WF: What makes migration a compelling story?
JR: That idea that protected areas weren’t enough for wild animals that need the freedom to roam to survive. The boundaries of the park mean nothing, essentially, with these animals that move with the seasons. A lot of nature photography tries to remove the human element from it. If you were standing on a road, remove it from the image. I was more interested in showing the reality, what these animals face are mountain passes and highways and rivers. There’re national parks and oil and gas and they are passing by a lot of people who care about the animals.
WF: How did you select the images for the book from the thousands you’ve captured?
JR: We selected what we thought told the story the best. There are certain moments I remember that are seared in my brain — those pictures I made sure were in the book, like the pronghorn doe with her leg caught in the fence. I will never forget that moment. There’s a variety and it tells the full story of these migrations and the people who care about them and the people who rely on them and the scientists who have studied them and the success stories of towns and communities coming together around them.
WF: How has your background as a biologist informed your work as a photographer?
JR: I work closely with researchers on all the projects I do. My background helps because we speak the same language. I learned a lot in school, but I also use the skills I learned growing up in South Dakota, hunting and just learning to live in the elements outside.
WF: Are you a self-taught photographer?
JR: My parents taught me the basics and I took a class. It’s the story I’m interested in and the camera is my tool. I’m less interested in the technology aspect of it. I’ve missed a lot of moments. I’ve come to a camera and seen that hundreds of animals walked by leaving footprints in the snow and I’ll look at the back of the camera and there is nothing in it and then I return the next year and I’m gifted with a picture that shows the animals on the move.

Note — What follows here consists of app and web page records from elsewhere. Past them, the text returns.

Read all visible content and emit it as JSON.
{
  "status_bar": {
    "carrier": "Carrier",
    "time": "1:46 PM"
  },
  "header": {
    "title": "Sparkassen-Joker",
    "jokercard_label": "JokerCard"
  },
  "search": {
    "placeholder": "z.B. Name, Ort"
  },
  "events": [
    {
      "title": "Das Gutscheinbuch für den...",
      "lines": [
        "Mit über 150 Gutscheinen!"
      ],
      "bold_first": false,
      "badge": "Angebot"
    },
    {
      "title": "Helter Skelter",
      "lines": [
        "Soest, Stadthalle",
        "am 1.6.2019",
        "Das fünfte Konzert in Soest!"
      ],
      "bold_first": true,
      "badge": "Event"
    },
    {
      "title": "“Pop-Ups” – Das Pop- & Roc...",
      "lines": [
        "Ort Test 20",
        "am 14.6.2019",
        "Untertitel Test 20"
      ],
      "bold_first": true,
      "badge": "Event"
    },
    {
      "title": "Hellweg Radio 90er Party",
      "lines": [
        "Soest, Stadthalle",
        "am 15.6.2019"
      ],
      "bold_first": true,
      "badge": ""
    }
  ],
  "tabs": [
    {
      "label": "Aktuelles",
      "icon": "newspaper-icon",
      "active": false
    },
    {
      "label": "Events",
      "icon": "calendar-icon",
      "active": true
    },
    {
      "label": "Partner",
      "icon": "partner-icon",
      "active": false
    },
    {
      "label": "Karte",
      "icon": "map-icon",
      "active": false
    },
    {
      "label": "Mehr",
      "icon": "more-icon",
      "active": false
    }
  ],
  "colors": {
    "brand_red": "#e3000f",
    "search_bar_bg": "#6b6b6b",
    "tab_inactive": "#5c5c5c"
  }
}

WF: How are the animals you’ve photographed different?
JR: Pronghorn and deer travel through a much more human landscape. The elk have to cross mountain passes. The landscape — the sagebrush to the high mountains — is quite different, but a wild animal is a wild animal. For the most part they are trying to stay away from people and eat and reproduce. That’s their priority: to survive. From my perspective, migration equals wild.
October 4, 2017, 5:30pm – 7:30pm: Cody, WY at The Juniper
October 5, 2017, 5:30pm – 7;30pm: Jackson, WY at Valley Bookstore